|کد مقاله||کد نشریه||سال انتشار||مقاله انگلیسی||ترجمه فارسی||نسخه تمام متن|
|5517932||1401040||2017||3 صفحه PDF||سفارش دهید||دانلود کنید|
- Three taxa of intestinal parasites in flying squirrels (Glaucomys spp.) reported.
- Testosterone determined by high-performance liquid chromatography UV spectroscopy.
- Testosterone highest in flying squirrels infected with Strongyloides robustus.
- Link between parasitism and testosterone in wildlife needs further exploration.
The immuno-competence hypothesis proposes that higher levels of testosterone increases the susceptibility to parasitism. Here we examined the testosterone levels in two species of flying squirrels (Glaucomys): one known to regularly host a nematode species (Strongyloides robustus) without ill effects (G.Â volans) and a closely related species that is considered negatively affected by the parasite. We quantified fecal testosterone levels in northern and southern flying squirrels (G.Â sabrinus, G. volans) with high-performance liquid chromatography-ultraviolet spectroscopy (HPLC-UV), and compared levels to endoparasites detected in individual squirrels. Qualitatively, we found highest levels of testosterone in male northern flying squirrels infected with Strongyloides robustus. This analytical approach represents an alternative and equally reliable method to using enzyme-linked immunosorbent assay (ELISA), for detecting and quantifying fecal testosterone levels.

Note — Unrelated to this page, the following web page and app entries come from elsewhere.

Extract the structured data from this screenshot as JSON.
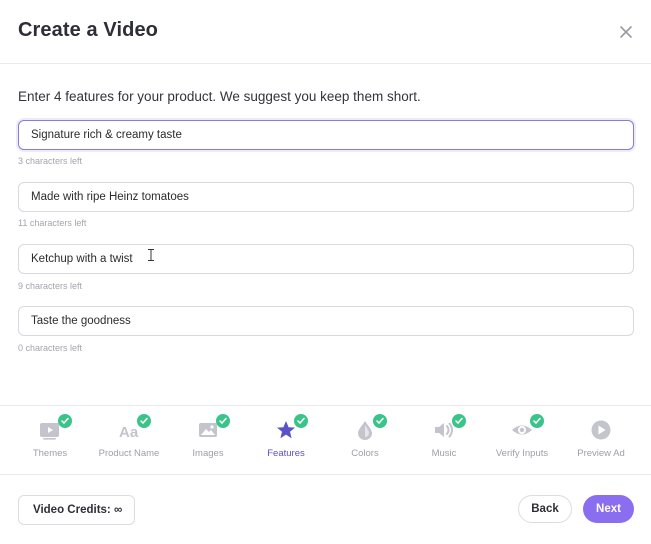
{
  "modal": {
    "title": "Create a Video",
    "intro": "Enter 4 features for your product. We suggest you keep them short."
  },
  "features": [
    {
      "value": "Signature rich & creamy taste",
      "counter": "3 characters left"
    },
    {
      "value": "Made with ripe Heinz tomatoes",
      "counter": "11 characters left"
    },
    {
      "value": "Ketchup with a twist",
      "counter": "9 characters left"
    },
    {
      "value": "Taste the goodness",
      "counter": "0 characters left"
    }
  ],
  "steps": [
    {
      "label": "Themes",
      "icon": "video-icon",
      "completed": true
    },
    {
      "label": "Product Name",
      "icon": "text-aa-icon",
      "completed": true
    },
    {
      "label": "Images",
      "icon": "image-icon",
      "completed": true
    },
    {
      "label": "Features",
      "icon": "star-icon",
      "completed": true,
      "active": true
    },
    {
      "label": "Colors",
      "icon": "color-drop-icon",
      "completed": true
    },
    {
      "label": "Music",
      "icon": "speaker-icon",
      "completed": true
    },
    {
      "label": "Verify Inputs",
      "icon": "eye-icon",
      "completed": true
    },
    {
      "label": "Preview Ad",
      "icon": "play-icon",
      "completed": false
    }
  ],
  "footer": {
    "credits_label": "Video Credits: ∞",
    "back_label": "Back",
    "next_label": "Next"
  },
  "colors": {
    "accent": "#8b6ef0",
    "active_step": "#5a52c9",
    "check": "#3bc48a",
    "inactive_icon": "#c4c4cc"
  }
}
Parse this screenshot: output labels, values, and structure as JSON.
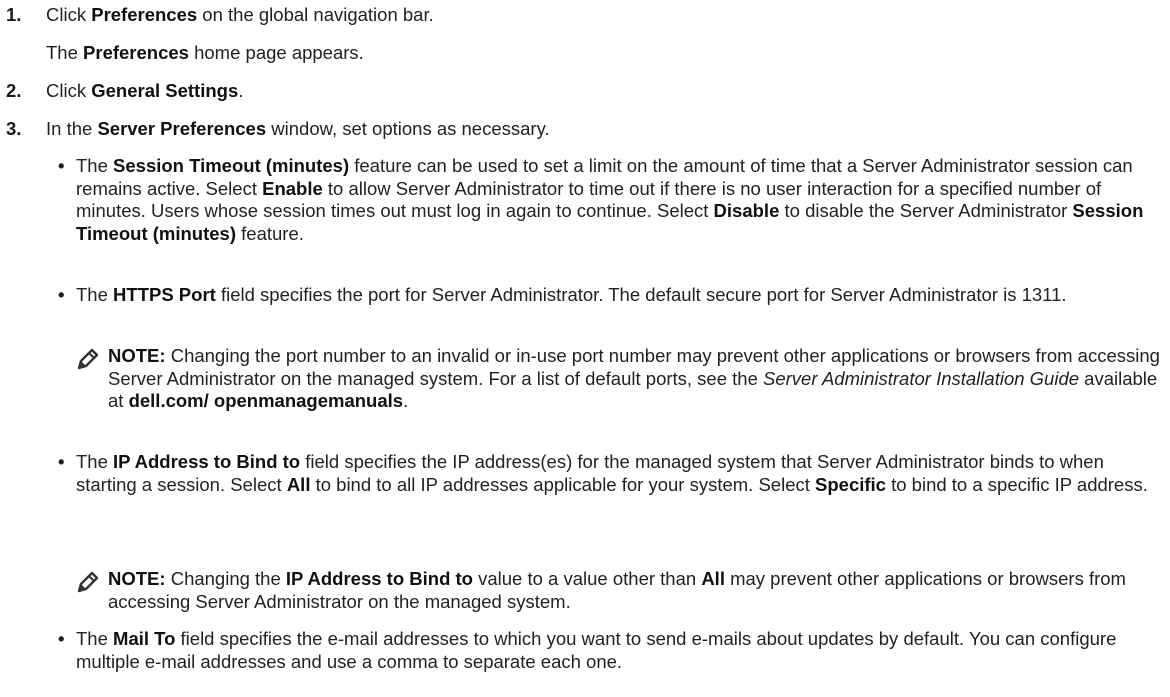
{
  "steps": [
    {
      "number": "1.",
      "pre": "Click ",
      "bold": "Preferences",
      "post": " on the global navigation bar.",
      "result_pre": "The ",
      "result_bold": "Preferences",
      "result_post": " home page appears."
    },
    {
      "number": "2.",
      "pre": "Click ",
      "bold": "General Settings",
      "post": "."
    },
    {
      "number": "3.",
      "pre": "In the ",
      "bold": "Server Preferences",
      "post": " window, set options as necessary."
    }
  ],
  "bullets": {
    "session": {
      "t1": "The ",
      "b1": "Session Timeout (minutes)",
      "t2": " feature can be used to set a limit on the amount of time that a Server Administrator session can remains active. Select ",
      "b2": "Enable",
      "t3": " to allow Server Administrator to time out if there is no user interaction for a specified number of minutes. Users whose session times out must log in again to continue. Select ",
      "b3": "Disable",
      "t4": " to disable the Server Administrator ",
      "b4": "Session Timeout (minutes)",
      "t5": " feature."
    },
    "https": {
      "t1": "The ",
      "b1": "HTTPS Port",
      "t2": " field specifies the port for Server Administrator. The default secure port for Server Administrator is 1311."
    },
    "note1": {
      "label": "NOTE:",
      "t1": " Changing the port number to an invalid or in-use port number may prevent other applications or browsers from accessing Server Administrator on the managed system. For a list of default ports, see the ",
      "i1": "Server Administrator Installation Guide",
      "t2": " available at ",
      "b1": "dell.com/ openmanagemanuals",
      "t3": "."
    },
    "ip": {
      "t1": "The ",
      "b1": "IP Address to Bind to",
      "t2": " field specifies the IP address(es) for the managed system that Server Administrator binds to when starting a session. Select ",
      "b2": "All",
      "t3": " to bind to all IP addresses applicable for your system. Select ",
      "b3": "Specific",
      "t4": " to bind to a specific IP address."
    },
    "note2": {
      "label": "NOTE:",
      "t1": " Changing the ",
      "b1": "IP Address to Bind to",
      "t2": " value to a value other than ",
      "b2": "All",
      "t3": " may prevent other applications or browsers from accessing Server Administrator on the managed system."
    },
    "mail": {
      "t1": "The ",
      "b1": "Mail To",
      "t2": " field specifies the e-mail addresses to which you want to send e-mails about updates by default. You can configure multiple e-mail addresses and use a comma to separate each one."
    }
  },
  "bullet_glyph": "•",
  "icons": {
    "note": "pencil-note-icon"
  },
  "colors": {
    "text": "#222222",
    "icon": "#333333"
  }
}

Journal: International Journal for Parasitology: Parasites and Wildlife - Volume 6, Issue 2, August 2017, Pages 135-137